NVIDIA has it's own, but similar technology that seems to skip copying to system RAM.Well if it's like that it's good but there is no real information about this from Nvidia. This is why some says it will work and others no. Who is right? No idea.
X570? Would that apply to my B550 board too? So that theoretically means I can go ahead and get a 2 TB NVMe on my chipset, and it'll work? Not going to do it until I have 100% confirmation obviouslyUsing CPU lanes will provide a bit lower latency but otherwise it's similar. Linux of course has P2PDMA which shares similarities with this technology, and notably it depends on chipset support. I see a lot of people posting other places (TPU) "mansplaining" how the PCIe root complex works who apparently don't know about P2PDMA, an exception being the SSD reviewer from AnandTech Billy Tallis, with two follow-up posts on the subject here and here. As hotaru says above, the implication is that you do not need a direct CPU connection with proper support as the PCH is a PCIe switch. In fact, the AMD Zen chipsets like X570 (which support P2P DMA explicitly on Linux) use a PCH that is literally the same as the CPU's I/O die.

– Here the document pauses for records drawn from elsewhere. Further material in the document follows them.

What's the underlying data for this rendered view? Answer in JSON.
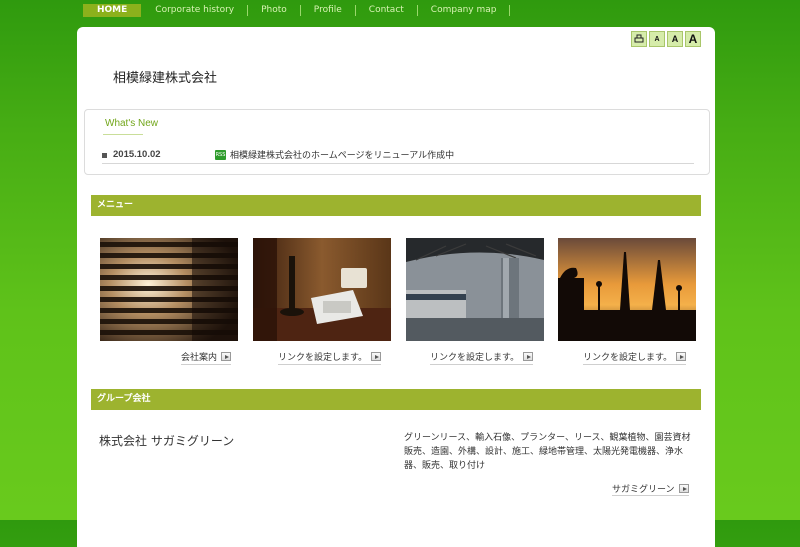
{
  "nav": {
    "items": [
      {
        "label": "HOME",
        "active": true
      },
      {
        "label": "Corporate history"
      },
      {
        "label": "Photo"
      },
      {
        "label": "Profile"
      },
      {
        "label": "Contact"
      },
      {
        "label": "Company map"
      }
    ]
  },
  "font_size_controls": {
    "print_icon": "print-icon",
    "small": "A",
    "medium": "A",
    "large": "A"
  },
  "site": {
    "title": "相模緑建株式会社"
  },
  "news": {
    "heading": "What's New",
    "items": [
      {
        "date": "2015.10.02",
        "icon": "new-icon",
        "text": "相模緑建株式会社のホームページをリニューアル作成中"
      }
    ]
  },
  "menu": {
    "heading": "メニュー",
    "items": [
      {
        "label": "会社案内",
        "image": "window-blinds-photo"
      },
      {
        "label": "リンクを設定します。",
        "image": "telephone-lamp-photo"
      },
      {
        "label": "リンクを設定します。",
        "image": "train-station-photo"
      },
      {
        "label": "リンクを設定します。",
        "image": "paris-sunset-photo"
      }
    ]
  },
  "group": {
    "heading": "グループ会社",
    "company_name": "株式会社 サガミグリーン",
    "description": "グリーンリース、輸入石像、プランター、リース、観葉植物、園芸資材販売、造園、外構、設計、施工、緑地帯管理、太陽光発電機器、浄水器、販売、取り付け",
    "link_label": "サガミグリーン"
  },
  "colors": {
    "accent": "#9db32f",
    "background": "#47ad14",
    "nav_active": "#8cb11c"
  }
}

Impossible unless I find a way to take out my GPU.We'll have to see what Microsoft decides to do with it as they'll be having compatibility categories and such no doubt, but there's no actual roadblock to its support in my opinion. Ideally you would be using a primary M.2 socket with CPU lanes (even though all historic Intel boards have NO CPU LANES FOR M.2) for best performance.